(Required action)
Check each line of the records below and collect those holding "background".

Interface dataset entries
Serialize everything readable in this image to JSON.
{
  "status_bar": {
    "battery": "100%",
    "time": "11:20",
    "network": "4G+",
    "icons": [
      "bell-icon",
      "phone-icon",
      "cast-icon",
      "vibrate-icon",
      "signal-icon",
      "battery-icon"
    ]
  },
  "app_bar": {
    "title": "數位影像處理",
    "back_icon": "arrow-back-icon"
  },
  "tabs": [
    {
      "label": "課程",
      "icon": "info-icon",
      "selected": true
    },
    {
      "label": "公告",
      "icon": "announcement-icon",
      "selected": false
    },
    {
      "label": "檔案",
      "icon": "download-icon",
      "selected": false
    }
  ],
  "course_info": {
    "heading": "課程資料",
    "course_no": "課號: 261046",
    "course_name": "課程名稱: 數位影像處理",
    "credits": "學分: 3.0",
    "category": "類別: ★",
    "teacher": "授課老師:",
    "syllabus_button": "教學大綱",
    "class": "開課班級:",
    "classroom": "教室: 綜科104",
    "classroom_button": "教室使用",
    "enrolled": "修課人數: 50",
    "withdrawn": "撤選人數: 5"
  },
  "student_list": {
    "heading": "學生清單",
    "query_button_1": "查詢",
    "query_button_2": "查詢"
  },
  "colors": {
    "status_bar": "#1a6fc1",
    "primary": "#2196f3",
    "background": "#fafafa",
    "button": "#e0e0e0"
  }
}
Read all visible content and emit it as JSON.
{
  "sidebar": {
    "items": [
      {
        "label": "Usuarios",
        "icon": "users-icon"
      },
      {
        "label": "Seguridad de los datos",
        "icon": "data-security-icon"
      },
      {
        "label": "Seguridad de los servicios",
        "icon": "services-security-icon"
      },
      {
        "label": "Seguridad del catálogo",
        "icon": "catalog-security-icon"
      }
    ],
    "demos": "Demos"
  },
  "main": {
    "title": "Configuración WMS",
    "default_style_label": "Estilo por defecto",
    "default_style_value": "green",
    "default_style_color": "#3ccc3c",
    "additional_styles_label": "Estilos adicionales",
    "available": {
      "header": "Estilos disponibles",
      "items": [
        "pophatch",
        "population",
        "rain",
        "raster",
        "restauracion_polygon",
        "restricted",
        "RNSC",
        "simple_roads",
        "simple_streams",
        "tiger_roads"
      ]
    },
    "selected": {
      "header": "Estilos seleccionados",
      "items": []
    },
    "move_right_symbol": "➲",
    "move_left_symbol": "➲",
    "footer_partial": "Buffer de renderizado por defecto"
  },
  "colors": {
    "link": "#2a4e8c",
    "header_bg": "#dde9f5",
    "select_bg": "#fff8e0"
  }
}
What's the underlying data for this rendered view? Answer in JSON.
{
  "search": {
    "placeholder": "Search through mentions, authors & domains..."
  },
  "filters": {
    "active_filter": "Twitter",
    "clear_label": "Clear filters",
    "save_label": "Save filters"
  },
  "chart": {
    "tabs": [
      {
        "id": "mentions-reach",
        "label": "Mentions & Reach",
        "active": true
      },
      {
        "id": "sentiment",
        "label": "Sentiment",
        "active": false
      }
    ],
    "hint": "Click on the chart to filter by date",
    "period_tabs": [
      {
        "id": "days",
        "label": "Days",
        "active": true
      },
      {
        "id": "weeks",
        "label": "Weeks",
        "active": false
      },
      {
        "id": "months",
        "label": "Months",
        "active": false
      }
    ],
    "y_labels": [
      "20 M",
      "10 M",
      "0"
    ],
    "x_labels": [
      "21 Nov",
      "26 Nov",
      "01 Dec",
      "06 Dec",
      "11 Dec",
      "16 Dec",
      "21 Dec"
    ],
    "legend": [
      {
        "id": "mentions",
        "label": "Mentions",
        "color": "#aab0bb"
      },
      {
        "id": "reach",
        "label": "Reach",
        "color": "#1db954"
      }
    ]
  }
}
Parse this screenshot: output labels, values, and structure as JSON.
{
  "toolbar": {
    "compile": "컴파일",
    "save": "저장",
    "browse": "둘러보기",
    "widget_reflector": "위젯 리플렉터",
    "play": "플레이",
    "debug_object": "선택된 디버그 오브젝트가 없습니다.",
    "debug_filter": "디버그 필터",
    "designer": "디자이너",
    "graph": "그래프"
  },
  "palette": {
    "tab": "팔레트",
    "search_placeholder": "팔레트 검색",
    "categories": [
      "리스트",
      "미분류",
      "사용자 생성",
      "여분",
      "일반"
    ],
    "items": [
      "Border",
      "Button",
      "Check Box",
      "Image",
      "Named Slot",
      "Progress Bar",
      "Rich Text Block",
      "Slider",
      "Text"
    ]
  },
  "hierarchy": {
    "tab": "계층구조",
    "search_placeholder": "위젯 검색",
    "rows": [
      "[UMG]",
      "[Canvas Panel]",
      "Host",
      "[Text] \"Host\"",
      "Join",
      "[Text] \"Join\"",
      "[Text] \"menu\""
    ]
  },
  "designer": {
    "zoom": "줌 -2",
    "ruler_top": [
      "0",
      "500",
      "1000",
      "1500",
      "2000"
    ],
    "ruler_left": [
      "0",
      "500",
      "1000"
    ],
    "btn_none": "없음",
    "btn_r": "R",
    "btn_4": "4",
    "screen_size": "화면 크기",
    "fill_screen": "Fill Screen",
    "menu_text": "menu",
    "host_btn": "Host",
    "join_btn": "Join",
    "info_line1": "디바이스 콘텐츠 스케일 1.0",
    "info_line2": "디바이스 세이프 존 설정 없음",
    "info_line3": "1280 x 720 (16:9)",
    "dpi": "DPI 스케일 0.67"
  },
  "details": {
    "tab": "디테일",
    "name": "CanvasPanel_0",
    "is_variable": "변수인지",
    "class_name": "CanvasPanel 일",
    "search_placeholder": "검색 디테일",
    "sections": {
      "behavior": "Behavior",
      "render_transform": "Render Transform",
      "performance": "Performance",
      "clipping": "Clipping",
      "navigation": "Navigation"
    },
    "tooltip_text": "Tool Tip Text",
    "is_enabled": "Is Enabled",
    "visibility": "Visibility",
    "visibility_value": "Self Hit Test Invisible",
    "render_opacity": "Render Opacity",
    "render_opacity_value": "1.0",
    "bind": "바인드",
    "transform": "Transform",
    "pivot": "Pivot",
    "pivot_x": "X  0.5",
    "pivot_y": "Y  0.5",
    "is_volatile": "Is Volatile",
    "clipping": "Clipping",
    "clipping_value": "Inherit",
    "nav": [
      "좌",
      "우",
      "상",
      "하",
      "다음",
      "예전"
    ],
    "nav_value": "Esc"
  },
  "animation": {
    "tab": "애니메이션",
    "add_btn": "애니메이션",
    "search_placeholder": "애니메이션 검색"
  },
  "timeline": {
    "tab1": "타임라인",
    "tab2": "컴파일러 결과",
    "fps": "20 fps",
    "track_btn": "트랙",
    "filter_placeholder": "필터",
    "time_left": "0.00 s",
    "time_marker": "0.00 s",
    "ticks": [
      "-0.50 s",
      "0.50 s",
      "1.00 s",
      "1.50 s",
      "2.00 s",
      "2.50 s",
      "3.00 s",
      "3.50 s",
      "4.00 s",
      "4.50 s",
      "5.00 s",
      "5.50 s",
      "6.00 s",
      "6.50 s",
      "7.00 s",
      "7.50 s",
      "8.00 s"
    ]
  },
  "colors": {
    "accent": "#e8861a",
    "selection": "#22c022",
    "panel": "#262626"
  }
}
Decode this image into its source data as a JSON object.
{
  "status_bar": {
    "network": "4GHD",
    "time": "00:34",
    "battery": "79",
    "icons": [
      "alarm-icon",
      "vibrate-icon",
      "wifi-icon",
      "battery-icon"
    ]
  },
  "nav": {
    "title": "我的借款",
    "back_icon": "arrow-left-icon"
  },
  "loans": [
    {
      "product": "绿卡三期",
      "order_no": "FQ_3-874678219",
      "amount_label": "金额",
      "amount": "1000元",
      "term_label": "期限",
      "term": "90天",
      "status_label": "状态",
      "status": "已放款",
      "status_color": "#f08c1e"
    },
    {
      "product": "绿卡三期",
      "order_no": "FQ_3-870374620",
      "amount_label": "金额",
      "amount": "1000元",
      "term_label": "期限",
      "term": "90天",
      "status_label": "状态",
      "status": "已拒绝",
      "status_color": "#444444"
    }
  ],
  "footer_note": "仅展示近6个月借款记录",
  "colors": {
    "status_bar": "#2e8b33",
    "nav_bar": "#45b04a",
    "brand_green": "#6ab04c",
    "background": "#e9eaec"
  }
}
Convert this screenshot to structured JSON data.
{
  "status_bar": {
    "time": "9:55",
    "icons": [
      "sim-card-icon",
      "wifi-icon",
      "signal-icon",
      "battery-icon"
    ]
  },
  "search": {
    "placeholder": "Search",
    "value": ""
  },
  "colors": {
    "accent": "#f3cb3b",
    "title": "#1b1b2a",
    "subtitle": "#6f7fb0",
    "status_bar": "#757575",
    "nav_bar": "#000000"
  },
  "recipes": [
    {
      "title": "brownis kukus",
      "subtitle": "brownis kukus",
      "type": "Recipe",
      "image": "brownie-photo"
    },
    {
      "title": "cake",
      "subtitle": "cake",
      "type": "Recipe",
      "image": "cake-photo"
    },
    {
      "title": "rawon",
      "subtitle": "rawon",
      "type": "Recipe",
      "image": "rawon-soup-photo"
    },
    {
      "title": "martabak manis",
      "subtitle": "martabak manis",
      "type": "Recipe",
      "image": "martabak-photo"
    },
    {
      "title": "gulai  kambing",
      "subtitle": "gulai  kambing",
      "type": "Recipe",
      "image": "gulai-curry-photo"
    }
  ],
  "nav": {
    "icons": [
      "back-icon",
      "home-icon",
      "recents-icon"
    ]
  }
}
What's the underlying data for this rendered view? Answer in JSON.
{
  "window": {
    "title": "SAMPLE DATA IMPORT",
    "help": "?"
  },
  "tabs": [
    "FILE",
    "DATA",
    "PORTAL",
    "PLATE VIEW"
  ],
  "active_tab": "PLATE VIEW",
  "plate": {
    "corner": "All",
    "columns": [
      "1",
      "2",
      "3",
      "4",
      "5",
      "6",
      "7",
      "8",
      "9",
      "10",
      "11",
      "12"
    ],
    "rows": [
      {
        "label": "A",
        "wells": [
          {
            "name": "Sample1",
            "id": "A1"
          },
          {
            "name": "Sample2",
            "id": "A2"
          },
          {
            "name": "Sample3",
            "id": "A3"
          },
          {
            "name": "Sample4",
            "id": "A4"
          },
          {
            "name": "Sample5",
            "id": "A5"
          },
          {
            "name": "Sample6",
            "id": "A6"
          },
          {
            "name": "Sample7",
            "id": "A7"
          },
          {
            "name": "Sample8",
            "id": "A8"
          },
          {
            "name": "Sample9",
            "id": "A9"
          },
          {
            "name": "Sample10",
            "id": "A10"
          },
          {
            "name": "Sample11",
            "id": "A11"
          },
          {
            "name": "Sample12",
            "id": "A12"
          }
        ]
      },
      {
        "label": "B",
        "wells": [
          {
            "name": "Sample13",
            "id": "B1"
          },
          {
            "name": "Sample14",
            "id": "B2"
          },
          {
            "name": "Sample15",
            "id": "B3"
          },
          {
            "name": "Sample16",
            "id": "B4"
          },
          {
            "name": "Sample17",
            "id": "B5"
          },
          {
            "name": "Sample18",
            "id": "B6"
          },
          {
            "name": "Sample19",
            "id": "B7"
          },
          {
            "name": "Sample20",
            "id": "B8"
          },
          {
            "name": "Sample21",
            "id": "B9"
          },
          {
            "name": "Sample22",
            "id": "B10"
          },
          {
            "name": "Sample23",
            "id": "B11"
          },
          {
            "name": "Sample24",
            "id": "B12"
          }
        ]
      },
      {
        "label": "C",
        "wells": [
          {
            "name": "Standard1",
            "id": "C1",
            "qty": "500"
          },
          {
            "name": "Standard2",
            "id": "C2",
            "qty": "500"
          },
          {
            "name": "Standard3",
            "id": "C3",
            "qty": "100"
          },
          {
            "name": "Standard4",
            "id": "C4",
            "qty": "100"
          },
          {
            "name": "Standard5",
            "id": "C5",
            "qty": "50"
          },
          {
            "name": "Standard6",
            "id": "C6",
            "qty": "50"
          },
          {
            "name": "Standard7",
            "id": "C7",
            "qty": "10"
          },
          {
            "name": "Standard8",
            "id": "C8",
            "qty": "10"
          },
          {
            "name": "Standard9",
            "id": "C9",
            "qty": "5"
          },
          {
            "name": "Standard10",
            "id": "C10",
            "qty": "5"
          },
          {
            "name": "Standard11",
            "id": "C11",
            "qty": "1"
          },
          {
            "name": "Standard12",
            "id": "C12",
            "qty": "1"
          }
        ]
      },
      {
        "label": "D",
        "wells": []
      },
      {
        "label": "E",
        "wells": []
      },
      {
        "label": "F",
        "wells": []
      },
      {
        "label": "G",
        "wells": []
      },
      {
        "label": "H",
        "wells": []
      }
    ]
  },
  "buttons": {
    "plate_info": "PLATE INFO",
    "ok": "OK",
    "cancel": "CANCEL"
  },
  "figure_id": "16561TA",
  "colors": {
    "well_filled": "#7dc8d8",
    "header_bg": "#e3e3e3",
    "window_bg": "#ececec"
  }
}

(Answer below)
    "background": "#fafafa",
    "background": "#e9eaec"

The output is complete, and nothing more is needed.